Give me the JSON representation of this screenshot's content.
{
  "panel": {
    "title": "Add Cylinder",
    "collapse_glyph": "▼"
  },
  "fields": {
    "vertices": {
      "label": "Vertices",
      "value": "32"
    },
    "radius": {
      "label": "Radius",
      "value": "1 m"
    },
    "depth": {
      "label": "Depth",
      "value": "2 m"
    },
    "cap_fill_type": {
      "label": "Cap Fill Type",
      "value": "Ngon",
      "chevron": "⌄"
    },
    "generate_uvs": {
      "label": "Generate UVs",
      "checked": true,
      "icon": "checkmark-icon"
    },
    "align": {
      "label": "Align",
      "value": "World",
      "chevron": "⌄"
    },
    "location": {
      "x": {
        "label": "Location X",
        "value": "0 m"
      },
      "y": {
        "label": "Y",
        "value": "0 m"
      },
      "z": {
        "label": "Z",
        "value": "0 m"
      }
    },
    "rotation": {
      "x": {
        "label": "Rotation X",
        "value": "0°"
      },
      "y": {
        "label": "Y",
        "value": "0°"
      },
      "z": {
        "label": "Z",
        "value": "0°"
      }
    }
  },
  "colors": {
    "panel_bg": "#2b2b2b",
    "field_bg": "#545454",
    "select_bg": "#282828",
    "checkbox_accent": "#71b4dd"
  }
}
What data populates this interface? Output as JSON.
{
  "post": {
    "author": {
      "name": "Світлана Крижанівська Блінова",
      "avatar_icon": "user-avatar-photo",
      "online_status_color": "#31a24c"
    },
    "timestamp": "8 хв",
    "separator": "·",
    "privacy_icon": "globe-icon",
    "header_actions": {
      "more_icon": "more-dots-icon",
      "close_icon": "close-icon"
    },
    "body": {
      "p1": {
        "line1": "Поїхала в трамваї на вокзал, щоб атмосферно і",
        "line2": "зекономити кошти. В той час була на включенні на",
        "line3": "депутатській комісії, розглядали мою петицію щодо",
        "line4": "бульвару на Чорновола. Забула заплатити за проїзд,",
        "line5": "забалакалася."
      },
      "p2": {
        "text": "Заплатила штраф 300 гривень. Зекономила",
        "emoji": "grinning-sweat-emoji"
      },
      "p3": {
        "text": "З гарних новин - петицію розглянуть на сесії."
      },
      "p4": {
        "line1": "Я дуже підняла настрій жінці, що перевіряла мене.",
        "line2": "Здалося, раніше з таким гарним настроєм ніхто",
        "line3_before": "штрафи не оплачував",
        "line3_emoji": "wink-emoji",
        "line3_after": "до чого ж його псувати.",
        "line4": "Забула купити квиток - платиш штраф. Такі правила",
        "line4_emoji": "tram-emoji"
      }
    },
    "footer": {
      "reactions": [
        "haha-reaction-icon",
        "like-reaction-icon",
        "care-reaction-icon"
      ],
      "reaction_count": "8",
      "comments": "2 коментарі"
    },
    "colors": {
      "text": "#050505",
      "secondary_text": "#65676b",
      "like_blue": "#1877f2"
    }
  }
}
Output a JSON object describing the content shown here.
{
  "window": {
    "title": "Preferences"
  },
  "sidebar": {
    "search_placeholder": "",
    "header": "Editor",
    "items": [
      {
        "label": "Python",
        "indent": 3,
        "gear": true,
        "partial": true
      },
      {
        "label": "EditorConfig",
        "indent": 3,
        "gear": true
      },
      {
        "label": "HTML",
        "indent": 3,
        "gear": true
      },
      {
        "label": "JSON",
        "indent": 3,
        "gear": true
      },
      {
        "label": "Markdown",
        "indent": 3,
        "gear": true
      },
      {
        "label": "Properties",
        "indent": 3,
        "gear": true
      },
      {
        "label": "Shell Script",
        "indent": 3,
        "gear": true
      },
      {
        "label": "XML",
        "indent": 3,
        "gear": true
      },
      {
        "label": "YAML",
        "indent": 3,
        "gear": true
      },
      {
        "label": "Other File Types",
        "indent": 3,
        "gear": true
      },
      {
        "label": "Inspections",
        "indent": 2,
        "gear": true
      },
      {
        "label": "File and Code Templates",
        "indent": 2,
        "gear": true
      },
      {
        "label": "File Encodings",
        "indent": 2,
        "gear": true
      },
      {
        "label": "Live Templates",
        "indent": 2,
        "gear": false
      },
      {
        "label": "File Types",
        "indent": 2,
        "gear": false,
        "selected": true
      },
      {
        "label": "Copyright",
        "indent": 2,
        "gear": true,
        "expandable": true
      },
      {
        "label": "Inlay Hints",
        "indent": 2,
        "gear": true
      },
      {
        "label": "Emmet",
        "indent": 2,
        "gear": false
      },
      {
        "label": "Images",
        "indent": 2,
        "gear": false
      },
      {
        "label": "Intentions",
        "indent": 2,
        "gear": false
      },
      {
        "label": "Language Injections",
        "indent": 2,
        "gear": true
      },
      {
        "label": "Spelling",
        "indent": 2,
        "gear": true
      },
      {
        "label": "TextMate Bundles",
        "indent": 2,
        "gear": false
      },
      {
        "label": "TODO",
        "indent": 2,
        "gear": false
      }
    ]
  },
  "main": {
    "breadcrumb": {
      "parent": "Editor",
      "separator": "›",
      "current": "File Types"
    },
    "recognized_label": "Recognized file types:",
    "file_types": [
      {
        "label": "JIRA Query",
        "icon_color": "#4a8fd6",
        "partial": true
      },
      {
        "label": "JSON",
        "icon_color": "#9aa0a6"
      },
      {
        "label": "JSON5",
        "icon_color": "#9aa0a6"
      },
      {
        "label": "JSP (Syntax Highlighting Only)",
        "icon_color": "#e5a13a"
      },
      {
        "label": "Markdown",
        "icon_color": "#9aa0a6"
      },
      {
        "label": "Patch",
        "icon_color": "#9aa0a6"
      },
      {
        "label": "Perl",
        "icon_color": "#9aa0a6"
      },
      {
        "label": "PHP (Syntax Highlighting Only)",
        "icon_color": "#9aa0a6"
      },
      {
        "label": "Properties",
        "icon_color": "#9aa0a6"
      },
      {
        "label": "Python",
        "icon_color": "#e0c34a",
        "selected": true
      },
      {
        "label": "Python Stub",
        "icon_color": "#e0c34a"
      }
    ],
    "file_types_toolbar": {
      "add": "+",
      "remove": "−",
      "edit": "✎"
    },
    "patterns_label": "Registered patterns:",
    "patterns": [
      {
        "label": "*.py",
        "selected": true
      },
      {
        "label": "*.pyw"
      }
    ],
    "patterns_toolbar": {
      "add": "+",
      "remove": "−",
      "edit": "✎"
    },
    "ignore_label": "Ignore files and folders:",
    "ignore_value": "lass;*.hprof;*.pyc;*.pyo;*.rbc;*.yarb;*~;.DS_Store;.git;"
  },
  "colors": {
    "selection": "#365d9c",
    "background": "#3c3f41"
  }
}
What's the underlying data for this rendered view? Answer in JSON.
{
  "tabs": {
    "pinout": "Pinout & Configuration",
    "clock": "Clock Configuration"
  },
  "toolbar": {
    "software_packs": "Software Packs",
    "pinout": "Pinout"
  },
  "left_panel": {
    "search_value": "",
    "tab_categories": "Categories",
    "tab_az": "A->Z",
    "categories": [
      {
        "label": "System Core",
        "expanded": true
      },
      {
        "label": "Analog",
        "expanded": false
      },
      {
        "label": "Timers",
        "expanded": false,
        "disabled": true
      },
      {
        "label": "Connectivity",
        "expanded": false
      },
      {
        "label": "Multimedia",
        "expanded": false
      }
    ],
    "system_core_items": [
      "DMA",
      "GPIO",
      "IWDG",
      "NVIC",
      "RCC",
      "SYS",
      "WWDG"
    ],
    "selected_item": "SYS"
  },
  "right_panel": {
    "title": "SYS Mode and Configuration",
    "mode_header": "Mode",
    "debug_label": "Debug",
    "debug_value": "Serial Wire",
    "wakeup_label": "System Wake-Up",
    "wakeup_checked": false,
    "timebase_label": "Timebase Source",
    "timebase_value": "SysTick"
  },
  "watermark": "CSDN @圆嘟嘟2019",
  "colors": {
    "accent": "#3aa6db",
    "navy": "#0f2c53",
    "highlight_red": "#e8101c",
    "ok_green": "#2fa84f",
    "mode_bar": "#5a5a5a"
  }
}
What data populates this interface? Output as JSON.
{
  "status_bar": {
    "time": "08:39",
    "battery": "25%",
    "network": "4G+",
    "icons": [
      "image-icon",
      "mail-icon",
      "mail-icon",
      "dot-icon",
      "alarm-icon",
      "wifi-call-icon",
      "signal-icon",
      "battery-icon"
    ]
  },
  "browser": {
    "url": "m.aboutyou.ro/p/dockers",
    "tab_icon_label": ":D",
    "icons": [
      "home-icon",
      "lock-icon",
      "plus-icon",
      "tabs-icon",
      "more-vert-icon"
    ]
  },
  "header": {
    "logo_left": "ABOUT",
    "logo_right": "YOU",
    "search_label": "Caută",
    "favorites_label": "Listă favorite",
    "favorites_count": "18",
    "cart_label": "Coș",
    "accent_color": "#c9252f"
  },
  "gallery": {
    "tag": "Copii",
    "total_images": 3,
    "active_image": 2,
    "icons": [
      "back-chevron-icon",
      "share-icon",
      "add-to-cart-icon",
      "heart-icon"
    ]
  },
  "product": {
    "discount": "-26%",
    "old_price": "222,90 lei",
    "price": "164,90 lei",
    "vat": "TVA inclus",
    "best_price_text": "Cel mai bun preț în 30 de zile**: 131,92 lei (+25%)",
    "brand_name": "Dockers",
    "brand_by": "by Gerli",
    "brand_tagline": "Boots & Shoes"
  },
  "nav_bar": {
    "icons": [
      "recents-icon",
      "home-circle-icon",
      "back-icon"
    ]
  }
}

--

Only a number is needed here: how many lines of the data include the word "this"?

4